Mum-of-three saw partner shot to death by 'young boy' in dark clothes, court hears
Warren Nolan (22) has pleaded not guilty to murder of Alan O'Neill
A mum-of-three has told a murder trial how her partner was shot to death at the front door of their home by a "young boy" in dark clothes.
Michelle Usher told prosecuting counsel Shane Costelloe SC that she thought it was a joke until she heard a third shot and her partner Alan O'Neill screamed out in pain.
The witness was giving evidence in the trial of Warren Nolan (22) of Rowlagh Park in Clondalkin who has pleaded not guilty to Mr O'Neill's murder at Kiltalown Road, Tallaght on May 27, 2015.
Mr Nolan also pleaded not guilty to damaging a car by fire at Belfry Square in Tallaght on the same date.
Ms Usher told Mr Costelloe that in May 2015 she was preparing to finish a university degree course while Mr O'Neill (35), a painter and decorator by trade, was due to start a course in personal training.
She had one child with Mr O'Neill and he was a father figure to all three of her children.
That evening Mr O'Neill had been to the gym, came home and then went out again to give Ms Usher's brother a lift home.
Ms Usher was in her living room when she saw Mr O'Neill's car arrive back and park on the driveway, followed by a people carrier that stopped on the road at the entrance to the driveway.

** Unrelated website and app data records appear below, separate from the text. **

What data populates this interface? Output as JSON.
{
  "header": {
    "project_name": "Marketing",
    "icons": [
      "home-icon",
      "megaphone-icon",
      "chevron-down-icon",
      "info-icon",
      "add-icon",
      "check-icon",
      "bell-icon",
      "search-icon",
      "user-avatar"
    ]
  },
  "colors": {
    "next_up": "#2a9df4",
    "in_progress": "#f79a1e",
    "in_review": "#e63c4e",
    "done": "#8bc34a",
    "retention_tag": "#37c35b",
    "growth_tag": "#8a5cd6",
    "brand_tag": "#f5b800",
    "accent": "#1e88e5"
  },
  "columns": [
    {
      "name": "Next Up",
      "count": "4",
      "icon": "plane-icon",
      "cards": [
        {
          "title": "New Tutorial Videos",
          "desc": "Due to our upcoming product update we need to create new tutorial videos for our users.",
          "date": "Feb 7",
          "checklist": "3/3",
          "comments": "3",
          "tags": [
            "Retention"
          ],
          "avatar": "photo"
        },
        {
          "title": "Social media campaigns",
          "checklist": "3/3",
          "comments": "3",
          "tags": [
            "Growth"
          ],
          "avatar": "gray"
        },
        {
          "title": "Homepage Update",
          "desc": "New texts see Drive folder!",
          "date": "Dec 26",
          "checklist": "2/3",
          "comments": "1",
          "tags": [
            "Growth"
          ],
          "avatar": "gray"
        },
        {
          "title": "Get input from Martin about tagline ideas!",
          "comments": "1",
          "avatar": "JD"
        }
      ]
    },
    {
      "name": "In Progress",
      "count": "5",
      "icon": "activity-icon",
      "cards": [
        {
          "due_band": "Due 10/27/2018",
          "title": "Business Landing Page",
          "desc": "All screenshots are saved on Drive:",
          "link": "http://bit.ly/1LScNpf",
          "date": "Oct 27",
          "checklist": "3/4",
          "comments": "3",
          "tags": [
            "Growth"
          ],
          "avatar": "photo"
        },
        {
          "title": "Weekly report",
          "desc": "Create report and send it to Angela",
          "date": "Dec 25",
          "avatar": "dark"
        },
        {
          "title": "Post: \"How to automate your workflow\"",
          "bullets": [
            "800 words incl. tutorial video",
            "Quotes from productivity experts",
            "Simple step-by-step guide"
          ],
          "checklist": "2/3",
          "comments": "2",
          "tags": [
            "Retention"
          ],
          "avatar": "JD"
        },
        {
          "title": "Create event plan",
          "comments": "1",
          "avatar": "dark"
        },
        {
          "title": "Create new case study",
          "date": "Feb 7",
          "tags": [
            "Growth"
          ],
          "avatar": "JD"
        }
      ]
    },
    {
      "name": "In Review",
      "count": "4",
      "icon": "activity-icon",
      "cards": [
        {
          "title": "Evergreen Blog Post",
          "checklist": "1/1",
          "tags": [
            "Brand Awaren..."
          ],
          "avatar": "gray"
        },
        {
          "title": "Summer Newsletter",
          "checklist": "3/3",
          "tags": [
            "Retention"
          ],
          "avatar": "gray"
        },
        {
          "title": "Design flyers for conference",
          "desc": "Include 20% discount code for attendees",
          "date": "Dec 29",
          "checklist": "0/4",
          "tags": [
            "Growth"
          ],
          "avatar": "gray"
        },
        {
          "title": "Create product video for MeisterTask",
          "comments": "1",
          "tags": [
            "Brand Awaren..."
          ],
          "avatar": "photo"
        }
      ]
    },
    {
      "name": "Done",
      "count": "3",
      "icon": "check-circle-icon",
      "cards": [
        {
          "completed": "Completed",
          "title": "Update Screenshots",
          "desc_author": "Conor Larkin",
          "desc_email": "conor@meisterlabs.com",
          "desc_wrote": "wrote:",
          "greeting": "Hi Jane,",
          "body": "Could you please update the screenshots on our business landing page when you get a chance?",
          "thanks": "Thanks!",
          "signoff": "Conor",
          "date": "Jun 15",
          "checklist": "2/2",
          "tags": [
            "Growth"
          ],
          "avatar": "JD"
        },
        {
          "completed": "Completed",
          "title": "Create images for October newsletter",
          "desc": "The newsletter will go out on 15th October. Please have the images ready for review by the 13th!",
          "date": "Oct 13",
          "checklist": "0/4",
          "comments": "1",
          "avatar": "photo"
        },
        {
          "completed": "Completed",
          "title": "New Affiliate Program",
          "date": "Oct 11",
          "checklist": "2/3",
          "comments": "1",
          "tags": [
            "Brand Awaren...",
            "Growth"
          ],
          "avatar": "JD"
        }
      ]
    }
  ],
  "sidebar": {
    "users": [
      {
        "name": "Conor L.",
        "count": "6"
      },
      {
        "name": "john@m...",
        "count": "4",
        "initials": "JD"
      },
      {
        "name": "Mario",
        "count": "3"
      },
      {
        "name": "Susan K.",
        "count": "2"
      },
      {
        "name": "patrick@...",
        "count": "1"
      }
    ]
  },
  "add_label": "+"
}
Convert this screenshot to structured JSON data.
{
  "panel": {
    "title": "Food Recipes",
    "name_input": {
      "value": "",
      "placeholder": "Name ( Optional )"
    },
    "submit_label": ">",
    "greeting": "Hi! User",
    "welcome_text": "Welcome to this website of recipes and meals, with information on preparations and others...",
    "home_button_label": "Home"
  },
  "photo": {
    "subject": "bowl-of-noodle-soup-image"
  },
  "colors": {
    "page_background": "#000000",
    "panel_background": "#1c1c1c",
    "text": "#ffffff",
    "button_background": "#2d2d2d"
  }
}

Mr O'Neill got out of his car and the lights flashed as he pressed the alarm button.
When Ms Usher saw the second car stop she leaned closer to the window as she thought it "peculiar".
Then a "dark figure" came in to the garden. He looked like a "young fella" and so when she heard two "really loud bangs" she thought it was a joke until, as she opened the door, she heard another bang, saw a blue flash and a black gun in the dark figure's hand followed by Mr O'Neill screaming out in pain.
Ms Usher caught hold of him and brought him in the doorway to the living room while another shot smashed the window of the hall door.
She said: "Everything happened so quickly and I just didn't believe what was going on."
She saw the figure with the gun run out of the garden and get back in the people carrier which then "took off".
By his posture and movements she thought he was a "young boy" or a "teenager" but she didn't see his face.
He was dressed in dark clothing and she couldn't remember if he had something covering his face. Alan was pale and seemed to be having a fit.
He told her to call an ambulance and make sure the children stayed in bed. Her neighbour Stephen O'Connell arrived and, seeing Ms Usher in "hysterics" he took the phone and followed the paramedic's instructions until an ambulance arrived.
Defence counsel Michael Bowman SC suggested to the witness that her recollection of seeing a young boy or teenager was influenced by media reports that two teenagers had been arrested in the aftermath of the shooting.
She said she was not reading newspapers at the time as she was "traumatised" and was more concerned with looking after her children.
Earlier the jury heard Mr Costelloe's opening speech in which he said that the accused was arrested after a woman smoking a cigarette on her balcony alerted gardai to a suspicious car.
Around the time of the shooting described by Ms Usher, a woman in another part of Tallaght was smoking a cigarette on her balcony when she noticed a car driving in an erratic way.
She thought it suspicious so she called gardai who responded quickly and were talking to the driver of that car when they saw, close by, another car go up in flames.
It is the State's case, counsel said, that the burnt out car is the one used in the shooting and that the accused, having shot Mr O'Neill, burned it out.
He said two people who had been in the now burnt-out car walked towards where gardai were talking to the driver of the suspicious car but when they noticed gardai they ran. One of them got away but the other, Mr Nolan, was arrested.
The jury will hear evidence that gardai found gloves on Mr Nolan's person which, when analysed by a forensic scientist, were shown to have gunshot residue on them.
The trial continues in front of Justice Paul McDermott and a jury of six women and six men.